[Opening The data section]
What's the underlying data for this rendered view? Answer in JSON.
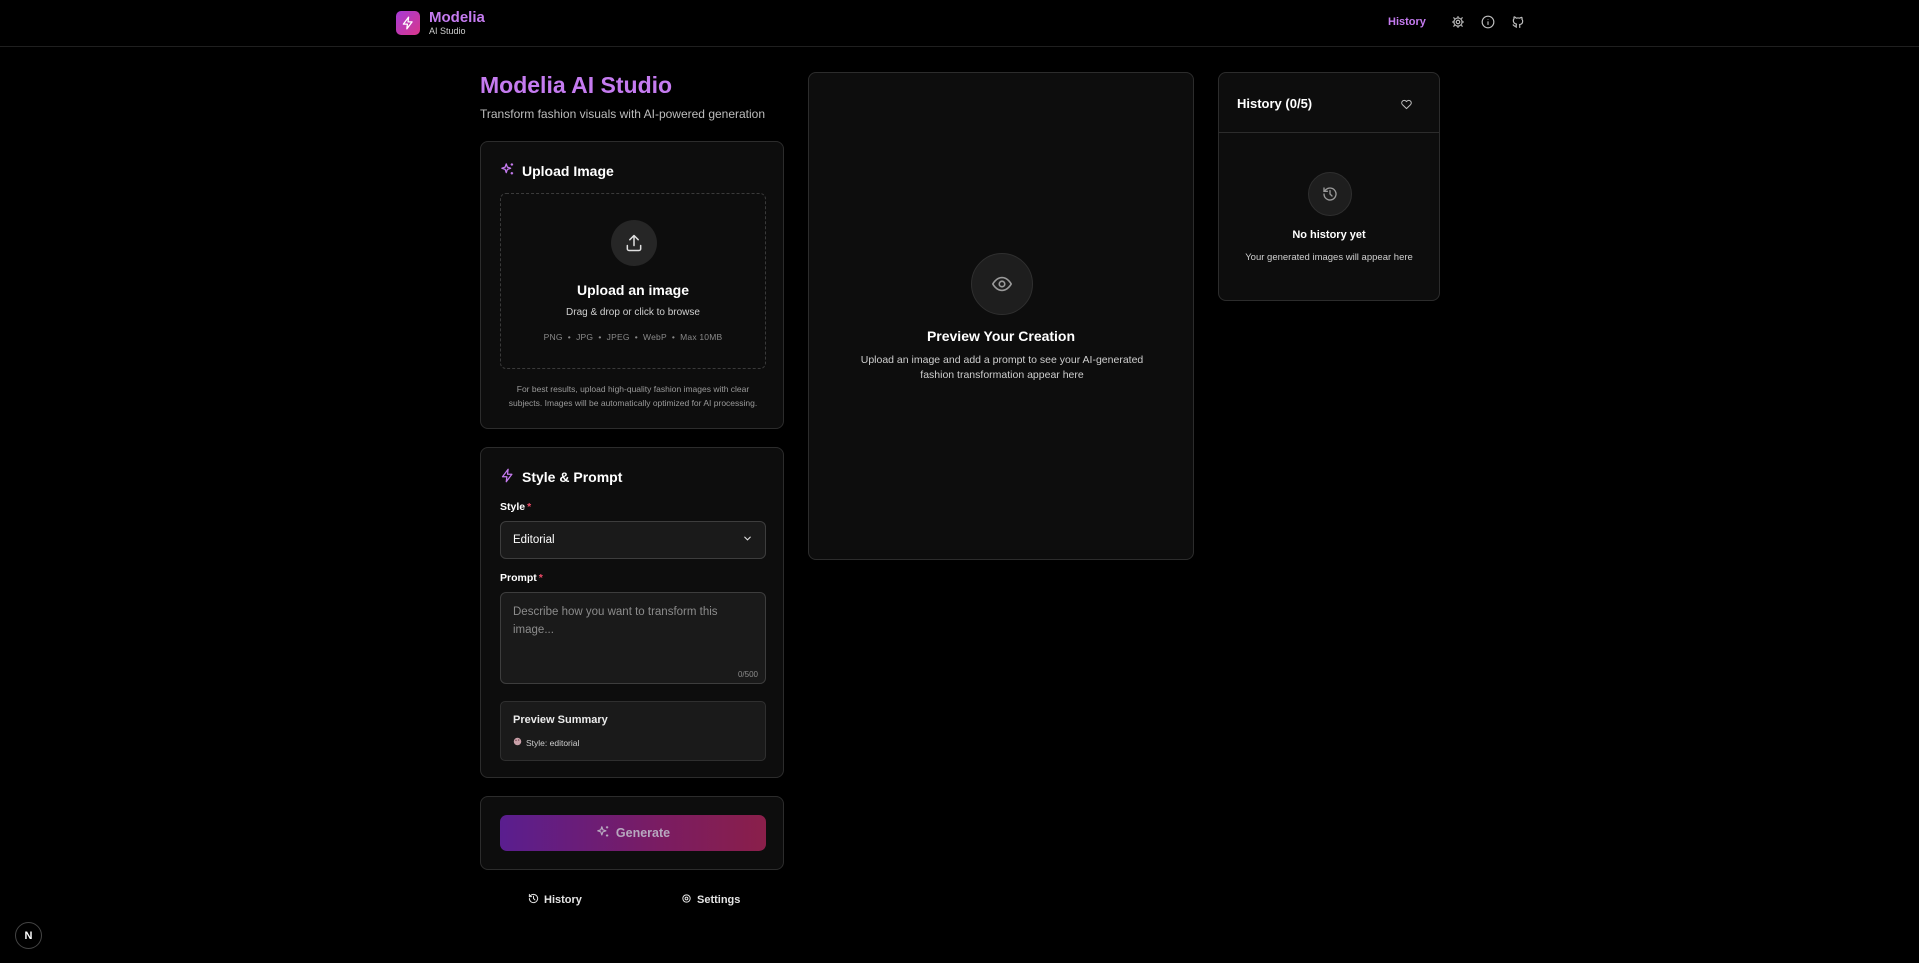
{
  "header": {
    "brand_name": "Modelia",
    "brand_sub": "AI Studio",
    "nav_history": "History",
    "icons": [
      "gear-icon",
      "info-icon",
      "github-icon"
    ]
  },
  "main": {
    "title": "Modelia AI Studio",
    "subtitle": "Transform fashion visuals with AI-powered generation"
  },
  "upload": {
    "heading": "Upload Image",
    "drop_title": "Upload an image",
    "drop_sub": "Drag & drop or click to browse",
    "formats": "PNG  •  JPG  •  JPEG  •  WebP  •  Max 10MB",
    "hint": "For best results, upload high-quality fashion images with clear subjects. Images will be automatically optimized for AI processing."
  },
  "style_prompt": {
    "heading": "Style & Prompt",
    "style_label": "Style",
    "style_value": "Editorial",
    "prompt_label": "Prompt",
    "required_mark": "*",
    "prompt_placeholder": "Describe how you want to transform this image...",
    "char_count": "0/500",
    "summary_title": "Preview Summary",
    "summary_style": "Style: editorial"
  },
  "generate": {
    "label": "Generate"
  },
  "footer_links": {
    "history": "History",
    "settings": "Settings"
  },
  "preview": {
    "title": "Preview Your Creation",
    "description": "Upload an image and add a prompt to see your AI-generated fashion transformation appear here"
  },
  "history_panel": {
    "title": "History (0/5)",
    "empty_title": "No history yet",
    "empty_sub": "Your generated images will appear here"
  },
  "badge": {
    "letter": "N"
  },
  "colors": {
    "accent": "#c57bf0",
    "background": "#000000",
    "card": "#0d0d0d",
    "required": "#ef4a67"
  }
}
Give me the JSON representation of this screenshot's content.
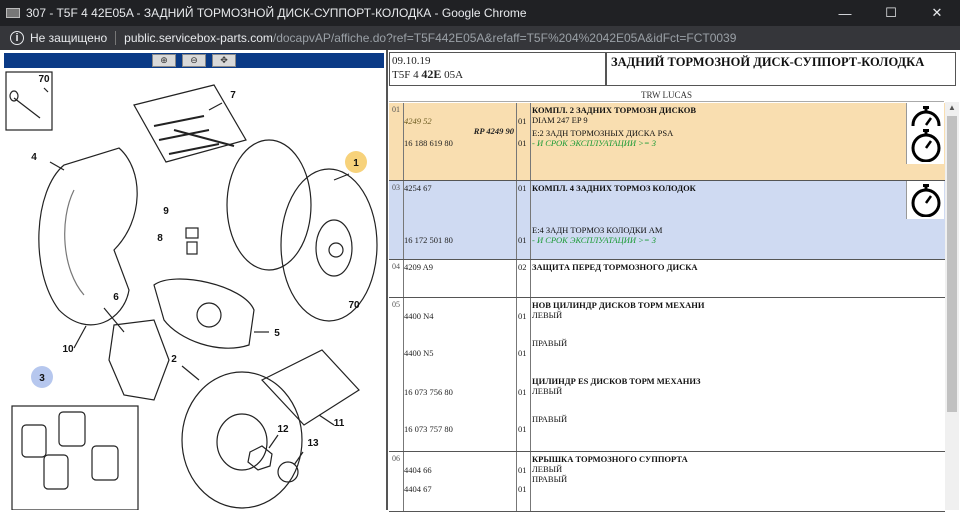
{
  "window": {
    "title": "307 - T5F 4 42E05A - ЗАДНИЙ ТОРМОЗНОЙ ДИСК-СУППОРТ-КОЛОДКА - Google Chrome",
    "minimize": "—",
    "maximize": "☐",
    "close": "✕"
  },
  "address": {
    "security": "Не защищено",
    "separator": "|",
    "host": "public.servicebox-parts.com",
    "path": "/docapvAP/affiche.do?ref=T5F442E05A&refaff=T5F%204%2042E05A&idFct=FCT0039"
  },
  "header": {
    "date": "09.10.19",
    "code_prefix": "T5F 4 ",
    "code_bold": "42E",
    "code_suffix": " 05A",
    "title": "ЗАДНИЙ ТОРМОЗНОЙ ДИСК-СУППОРТ-КОЛОДКА",
    "brand": "TRW LUCAS"
  },
  "diagram": {
    "labels": [
      "70",
      "7",
      "4",
      "1",
      "9",
      "8",
      "6",
      "10",
      "70",
      "5",
      "2",
      "3",
      "11",
      "12",
      "13"
    ]
  },
  "groups": [
    {
      "num": "01",
      "bg": "#f9deb0",
      "rows": [
        {
          "ref": "4249 52",
          "ref_italic": true,
          "rp": "RP 4249 90",
          "qty": "01",
          "title": "КОМПЛ. 2 ЗАДНИХ ТОРМОЗН ДИСКОВ",
          "line": "DIAM 247 EP 9",
          "note": ""
        },
        {
          "ref": "16 188 619 80",
          "ref_italic": false,
          "rp": "",
          "qty": "01",
          "title": "",
          "line": "E:2 ЗАДН ТОРМОЗНЫХ ДИСКА PSA",
          "note": "- И СРОК ЭКСПЛУАТАЦИИ >= 3"
        }
      ]
    },
    {
      "num": "03",
      "bg": "#cfdaf2",
      "rows": [
        {
          "ref": "4254 67",
          "ref_italic": false,
          "rp": "",
          "qty": "01",
          "title": "КОМПЛ. 4 ЗАДНИХ ТОРМОЗ КОЛОДОК",
          "line": "",
          "note": ""
        },
        {
          "ref": "16 172 501 80",
          "ref_italic": false,
          "rp": "",
          "qty": "01",
          "title": "",
          "line": "E:4 ЗАДН ТОРМОЗ КОЛОДКИ AM",
          "note": "- И СРОК ЭКСПЛУАТАЦИИ >= 3"
        }
      ]
    },
    {
      "num": "04",
      "bg": "#ffffff",
      "rows": [
        {
          "ref": "4209 A9",
          "ref_italic": false,
          "rp": "",
          "qty": "02",
          "title": "ЗАЩИТА ПЕРЕД ТОРМОЗНОГО ДИСКА",
          "line": "",
          "note": ""
        }
      ]
    },
    {
      "num": "05",
      "bg": "#ffffff",
      "rows": [
        {
          "ref": "4400 N4",
          "ref_italic": false,
          "rp": "",
          "qty": "01",
          "title": "НОВ ЦИЛИНДР ДИСКОВ ТОРМ МЕХАНИ",
          "line": "ЛЕВЫЙ",
          "note": ""
        },
        {
          "ref": "4400 N5",
          "ref_italic": false,
          "rp": "",
          "qty": "01",
          "title": "",
          "line": "ПРАВЫЙ",
          "note": ""
        },
        {
          "ref": "16 073 756 80",
          "ref_italic": false,
          "rp": "",
          "qty": "01",
          "title": "ЦИЛИНДР ES ДИСКОВ ТОРМ МЕХАНИЗ",
          "line": "ЛЕВЫЙ",
          "note": ""
        },
        {
          "ref": "16 073 757 80",
          "ref_italic": false,
          "rp": "",
          "qty": "01",
          "title": "",
          "line": "ПРАВЫЙ",
          "note": ""
        }
      ]
    },
    {
      "num": "06",
      "bg": "#ffffff",
      "rows": [
        {
          "ref": "4404 66",
          "ref_italic": false,
          "rp": "",
          "qty": "01",
          "title": "КРЫШКА ТОРМОЗНОГО СУППОРТА",
          "line": "ЛЕВЫЙ",
          "note": ""
        },
        {
          "ref": "4404 67",
          "ref_italic": false,
          "rp": "",
          "qty": "01",
          "title": "",
          "line": "ПРАВЫЙ",
          "note": ""
        }
      ]
    }
  ]
}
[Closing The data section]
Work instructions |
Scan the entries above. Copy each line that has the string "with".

Answer below |
    "subtitle": "Transform fashion visuals with AI-powered generation"
    "hint": "For best results, upload high-quality fashion images with clear subjects. Images will be automatically optimized for AI processing."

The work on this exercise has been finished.